Agriculture

The word “Agriculture” has no rigid definition. It has been explained by many people very comprehensively. Agriculture has been defined as the science and art of cultivating the soil, and this definition emphasizes the primary nature of plant production in agriculture.Moreover, it is so frequent that the same person performs both the primary functions of growing plants and the secondary one of feeding the plants to livestock that these two industries are grouped together as agriculture. Therefore, it may be said that agriculture includes not only the production of crops by the cultivation of the soil, but also the rearing of livestock.
Thus, milk, meat and wool are as much agricultural products as are wheat, rice and cotton. In the words of George O’Brien, therefore, the word agriculture includes, “every industry which aims at producing vegetables or animals by the cultivation of the soil.”So, agriculture is the business of raising products from the land. The products raised may either be plants and their products or animals and their products. The former are the direct products while the latter are the indirect products of the land. Agricultural products are complex and diverse, in nature, and as such, agriculture may be regarded as complex industry.Modern agriculture is such broader in scope than merely the art and science of cultivating the land. It is the whole business of supplying food and fiber for a growing population at home and abroad. Again in agriculture we include all forms of soil production, from forestry to glass-house culture, from fishery to artificial insemination, and from breeding to horticulture.

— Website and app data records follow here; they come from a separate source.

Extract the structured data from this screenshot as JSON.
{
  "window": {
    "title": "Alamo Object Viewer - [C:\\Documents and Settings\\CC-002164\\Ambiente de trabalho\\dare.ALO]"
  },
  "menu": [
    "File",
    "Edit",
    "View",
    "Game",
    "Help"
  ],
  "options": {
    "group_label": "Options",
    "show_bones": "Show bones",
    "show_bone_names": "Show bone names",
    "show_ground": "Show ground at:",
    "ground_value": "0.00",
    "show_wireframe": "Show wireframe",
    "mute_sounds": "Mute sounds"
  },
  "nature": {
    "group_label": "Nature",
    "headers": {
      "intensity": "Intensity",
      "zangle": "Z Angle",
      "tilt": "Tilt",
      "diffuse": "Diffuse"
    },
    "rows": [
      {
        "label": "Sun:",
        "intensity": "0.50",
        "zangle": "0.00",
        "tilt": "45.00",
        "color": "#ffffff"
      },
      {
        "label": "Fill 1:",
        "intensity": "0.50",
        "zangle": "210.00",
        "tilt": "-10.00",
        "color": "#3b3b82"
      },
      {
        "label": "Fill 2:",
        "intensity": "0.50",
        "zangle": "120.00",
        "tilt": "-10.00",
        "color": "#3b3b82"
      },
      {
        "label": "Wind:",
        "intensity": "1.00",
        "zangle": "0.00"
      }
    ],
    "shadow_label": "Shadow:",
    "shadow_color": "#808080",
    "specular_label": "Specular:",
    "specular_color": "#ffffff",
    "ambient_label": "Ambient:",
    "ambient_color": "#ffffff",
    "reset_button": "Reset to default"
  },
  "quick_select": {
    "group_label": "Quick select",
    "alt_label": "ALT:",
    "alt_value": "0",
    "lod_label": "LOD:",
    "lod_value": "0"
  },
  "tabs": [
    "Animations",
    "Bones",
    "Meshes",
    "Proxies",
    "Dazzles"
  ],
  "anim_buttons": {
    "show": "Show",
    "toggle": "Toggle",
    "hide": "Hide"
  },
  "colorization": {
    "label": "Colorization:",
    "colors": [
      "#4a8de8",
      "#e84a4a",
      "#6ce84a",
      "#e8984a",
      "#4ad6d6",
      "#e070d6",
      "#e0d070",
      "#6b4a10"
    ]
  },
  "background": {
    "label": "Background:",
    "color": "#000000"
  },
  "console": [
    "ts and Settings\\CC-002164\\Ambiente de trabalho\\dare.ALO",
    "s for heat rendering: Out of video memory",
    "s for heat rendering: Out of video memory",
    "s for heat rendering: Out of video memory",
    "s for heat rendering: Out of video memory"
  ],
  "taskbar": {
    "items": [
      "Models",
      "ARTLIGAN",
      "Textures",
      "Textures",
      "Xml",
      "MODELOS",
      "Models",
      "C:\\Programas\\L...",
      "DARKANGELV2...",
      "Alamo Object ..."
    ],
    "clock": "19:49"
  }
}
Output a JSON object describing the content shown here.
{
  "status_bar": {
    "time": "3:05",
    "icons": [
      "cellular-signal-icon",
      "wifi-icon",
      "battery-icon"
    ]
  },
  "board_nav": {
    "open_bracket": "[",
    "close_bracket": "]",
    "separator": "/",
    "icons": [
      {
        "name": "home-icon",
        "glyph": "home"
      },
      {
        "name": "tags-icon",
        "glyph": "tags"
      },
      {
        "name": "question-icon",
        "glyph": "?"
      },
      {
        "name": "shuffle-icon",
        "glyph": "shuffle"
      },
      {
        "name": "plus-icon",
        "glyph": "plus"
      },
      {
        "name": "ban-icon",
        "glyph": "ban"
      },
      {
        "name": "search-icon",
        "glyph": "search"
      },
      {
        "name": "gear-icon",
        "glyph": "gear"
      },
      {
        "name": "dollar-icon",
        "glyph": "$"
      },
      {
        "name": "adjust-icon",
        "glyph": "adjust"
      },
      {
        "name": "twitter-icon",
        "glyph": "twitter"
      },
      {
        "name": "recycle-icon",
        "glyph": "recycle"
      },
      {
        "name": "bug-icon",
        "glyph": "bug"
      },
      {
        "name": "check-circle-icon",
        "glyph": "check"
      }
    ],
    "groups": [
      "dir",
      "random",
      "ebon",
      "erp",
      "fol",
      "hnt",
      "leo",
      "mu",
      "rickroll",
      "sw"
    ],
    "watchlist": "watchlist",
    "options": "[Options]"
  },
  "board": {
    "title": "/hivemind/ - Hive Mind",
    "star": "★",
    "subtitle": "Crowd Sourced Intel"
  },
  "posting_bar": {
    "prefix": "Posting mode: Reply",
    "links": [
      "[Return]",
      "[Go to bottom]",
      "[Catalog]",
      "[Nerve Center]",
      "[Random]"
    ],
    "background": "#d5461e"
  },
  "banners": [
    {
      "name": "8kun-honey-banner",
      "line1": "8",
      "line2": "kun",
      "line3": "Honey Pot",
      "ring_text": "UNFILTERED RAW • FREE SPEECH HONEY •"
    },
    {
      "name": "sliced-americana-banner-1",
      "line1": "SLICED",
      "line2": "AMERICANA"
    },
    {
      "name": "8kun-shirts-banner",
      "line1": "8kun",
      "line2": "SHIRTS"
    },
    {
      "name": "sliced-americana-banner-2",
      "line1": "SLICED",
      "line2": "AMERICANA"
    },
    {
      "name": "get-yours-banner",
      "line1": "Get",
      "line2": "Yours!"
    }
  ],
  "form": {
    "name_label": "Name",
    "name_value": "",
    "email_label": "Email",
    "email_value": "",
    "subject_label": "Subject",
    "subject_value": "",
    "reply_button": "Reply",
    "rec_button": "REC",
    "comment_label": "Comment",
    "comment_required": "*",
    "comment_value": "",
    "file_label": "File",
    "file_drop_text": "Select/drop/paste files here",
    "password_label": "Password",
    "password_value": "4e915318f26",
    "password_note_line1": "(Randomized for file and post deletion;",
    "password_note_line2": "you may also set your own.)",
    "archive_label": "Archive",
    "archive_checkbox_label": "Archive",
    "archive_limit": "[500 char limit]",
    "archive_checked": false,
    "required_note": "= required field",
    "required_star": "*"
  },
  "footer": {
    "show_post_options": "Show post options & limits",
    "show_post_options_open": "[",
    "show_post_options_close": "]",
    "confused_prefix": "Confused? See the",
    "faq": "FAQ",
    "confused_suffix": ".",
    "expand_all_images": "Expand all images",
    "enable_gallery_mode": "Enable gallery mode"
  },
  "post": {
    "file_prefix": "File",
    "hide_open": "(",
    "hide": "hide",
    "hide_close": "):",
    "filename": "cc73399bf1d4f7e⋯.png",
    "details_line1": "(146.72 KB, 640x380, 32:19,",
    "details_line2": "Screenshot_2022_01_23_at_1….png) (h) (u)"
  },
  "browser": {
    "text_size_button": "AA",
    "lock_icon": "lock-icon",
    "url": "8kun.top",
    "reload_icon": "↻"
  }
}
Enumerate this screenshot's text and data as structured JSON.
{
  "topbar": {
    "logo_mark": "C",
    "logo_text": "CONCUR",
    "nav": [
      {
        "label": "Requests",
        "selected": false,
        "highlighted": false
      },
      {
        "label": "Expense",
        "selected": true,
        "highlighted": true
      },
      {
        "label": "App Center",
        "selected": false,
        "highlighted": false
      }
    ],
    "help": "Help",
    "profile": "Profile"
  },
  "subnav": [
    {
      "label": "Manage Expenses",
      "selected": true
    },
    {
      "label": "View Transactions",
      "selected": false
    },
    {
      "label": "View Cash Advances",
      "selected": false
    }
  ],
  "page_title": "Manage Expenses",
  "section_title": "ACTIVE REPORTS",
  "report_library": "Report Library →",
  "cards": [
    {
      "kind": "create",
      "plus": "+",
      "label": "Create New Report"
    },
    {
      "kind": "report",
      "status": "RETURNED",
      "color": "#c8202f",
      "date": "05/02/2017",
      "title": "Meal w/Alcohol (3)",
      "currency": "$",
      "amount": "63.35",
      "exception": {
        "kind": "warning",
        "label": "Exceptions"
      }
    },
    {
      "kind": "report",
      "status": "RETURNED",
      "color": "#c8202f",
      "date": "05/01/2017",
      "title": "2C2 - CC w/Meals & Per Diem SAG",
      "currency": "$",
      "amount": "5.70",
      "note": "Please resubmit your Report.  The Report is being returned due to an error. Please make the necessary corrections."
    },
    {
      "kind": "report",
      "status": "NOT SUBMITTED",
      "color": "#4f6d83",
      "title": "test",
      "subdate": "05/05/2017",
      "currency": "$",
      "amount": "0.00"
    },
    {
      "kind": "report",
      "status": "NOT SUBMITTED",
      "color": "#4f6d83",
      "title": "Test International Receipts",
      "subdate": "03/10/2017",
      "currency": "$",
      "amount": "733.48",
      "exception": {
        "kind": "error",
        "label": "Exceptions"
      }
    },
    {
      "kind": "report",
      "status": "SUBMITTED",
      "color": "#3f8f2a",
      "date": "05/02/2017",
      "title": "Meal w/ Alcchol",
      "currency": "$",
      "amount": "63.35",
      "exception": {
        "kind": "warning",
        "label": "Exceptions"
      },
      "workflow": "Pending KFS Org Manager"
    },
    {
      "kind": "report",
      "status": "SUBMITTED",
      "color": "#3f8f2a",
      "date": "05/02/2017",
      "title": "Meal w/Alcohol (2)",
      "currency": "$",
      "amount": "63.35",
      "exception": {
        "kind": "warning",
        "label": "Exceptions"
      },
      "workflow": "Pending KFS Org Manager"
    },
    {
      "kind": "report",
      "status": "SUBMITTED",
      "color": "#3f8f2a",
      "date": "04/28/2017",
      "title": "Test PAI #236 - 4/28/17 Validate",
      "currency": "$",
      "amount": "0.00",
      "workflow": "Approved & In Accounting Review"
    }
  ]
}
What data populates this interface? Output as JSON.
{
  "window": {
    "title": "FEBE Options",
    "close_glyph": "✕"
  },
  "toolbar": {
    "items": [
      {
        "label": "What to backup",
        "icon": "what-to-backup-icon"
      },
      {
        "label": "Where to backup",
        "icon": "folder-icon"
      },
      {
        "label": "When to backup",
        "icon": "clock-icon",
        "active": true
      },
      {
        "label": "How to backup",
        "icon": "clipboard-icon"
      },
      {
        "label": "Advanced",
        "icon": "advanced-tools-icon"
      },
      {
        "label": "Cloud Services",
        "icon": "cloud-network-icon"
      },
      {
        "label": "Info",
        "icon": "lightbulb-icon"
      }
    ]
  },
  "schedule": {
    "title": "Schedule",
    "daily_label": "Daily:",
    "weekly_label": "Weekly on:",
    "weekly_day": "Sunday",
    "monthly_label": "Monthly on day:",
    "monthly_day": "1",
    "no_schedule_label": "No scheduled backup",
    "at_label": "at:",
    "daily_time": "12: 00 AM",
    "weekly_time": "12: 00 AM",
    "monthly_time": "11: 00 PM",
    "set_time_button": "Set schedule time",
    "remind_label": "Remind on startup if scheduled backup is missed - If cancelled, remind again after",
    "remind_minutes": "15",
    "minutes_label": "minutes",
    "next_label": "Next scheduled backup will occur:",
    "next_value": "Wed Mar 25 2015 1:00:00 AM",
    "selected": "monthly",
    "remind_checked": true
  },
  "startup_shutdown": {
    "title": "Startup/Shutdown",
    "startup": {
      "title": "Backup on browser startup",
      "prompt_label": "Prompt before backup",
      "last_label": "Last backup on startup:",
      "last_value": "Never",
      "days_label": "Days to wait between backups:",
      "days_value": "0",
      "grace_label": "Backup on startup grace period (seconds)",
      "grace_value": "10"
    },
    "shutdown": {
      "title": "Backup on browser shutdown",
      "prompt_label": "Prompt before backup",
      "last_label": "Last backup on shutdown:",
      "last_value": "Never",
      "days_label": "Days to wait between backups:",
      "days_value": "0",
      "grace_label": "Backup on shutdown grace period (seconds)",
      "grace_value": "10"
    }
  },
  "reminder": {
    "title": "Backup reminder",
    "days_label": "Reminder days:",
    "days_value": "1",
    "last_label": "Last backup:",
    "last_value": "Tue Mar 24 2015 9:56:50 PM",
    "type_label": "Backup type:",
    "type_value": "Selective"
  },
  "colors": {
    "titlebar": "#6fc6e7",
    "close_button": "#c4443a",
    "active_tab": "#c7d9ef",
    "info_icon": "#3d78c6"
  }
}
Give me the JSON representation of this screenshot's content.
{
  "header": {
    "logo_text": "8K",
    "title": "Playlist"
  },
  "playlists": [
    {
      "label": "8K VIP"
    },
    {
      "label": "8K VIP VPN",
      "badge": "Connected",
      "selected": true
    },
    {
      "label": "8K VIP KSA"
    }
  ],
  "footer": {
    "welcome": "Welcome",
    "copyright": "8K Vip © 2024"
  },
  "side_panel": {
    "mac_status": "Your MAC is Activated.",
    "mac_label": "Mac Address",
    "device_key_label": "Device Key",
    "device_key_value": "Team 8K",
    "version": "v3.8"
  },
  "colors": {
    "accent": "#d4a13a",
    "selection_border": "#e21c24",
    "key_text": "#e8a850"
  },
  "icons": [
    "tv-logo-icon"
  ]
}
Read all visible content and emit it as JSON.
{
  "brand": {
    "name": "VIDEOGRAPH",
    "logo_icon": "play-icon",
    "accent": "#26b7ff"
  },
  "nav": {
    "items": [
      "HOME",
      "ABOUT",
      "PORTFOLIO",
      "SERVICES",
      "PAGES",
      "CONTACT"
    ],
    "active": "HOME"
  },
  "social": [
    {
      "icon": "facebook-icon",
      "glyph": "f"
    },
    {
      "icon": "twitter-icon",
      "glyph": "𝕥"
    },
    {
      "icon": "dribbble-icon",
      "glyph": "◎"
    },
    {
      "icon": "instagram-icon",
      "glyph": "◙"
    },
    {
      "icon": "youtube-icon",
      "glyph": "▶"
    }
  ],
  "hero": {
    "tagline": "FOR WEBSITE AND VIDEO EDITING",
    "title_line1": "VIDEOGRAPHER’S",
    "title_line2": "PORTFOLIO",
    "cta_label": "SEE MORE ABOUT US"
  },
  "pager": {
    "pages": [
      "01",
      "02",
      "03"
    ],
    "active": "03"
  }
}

Primi­tive men must have begun as food gatherers, eating whatever fruits, leaves and roots they could obtain. Nature must have been bountiful in those days when human numbers were so small and wild plants grew everywhere. As time passed and human numbers grew, fishing and hunting became increasingly im­portant in supplementing what was lacking in the field, and an endless search for food ensued.It was soon realized that some form of food pro­duction was necessary if men were to live long and secure. Animals were tamed, first to provide meat, milk and skin; later for use as draught animals. Seeds were sown in ploughed fields, carefully tended and harvested when the time came.Men were then able to live in settled communities. Because they were no longer continually moving they had time to develop the various arts, crafts and skills that formed the basis of modern industries and also evolved religious and political ideas. Without a settled agriculture, a meas­urable degree of civilization is not possible.


Agriculture
is not farming
it’s feeding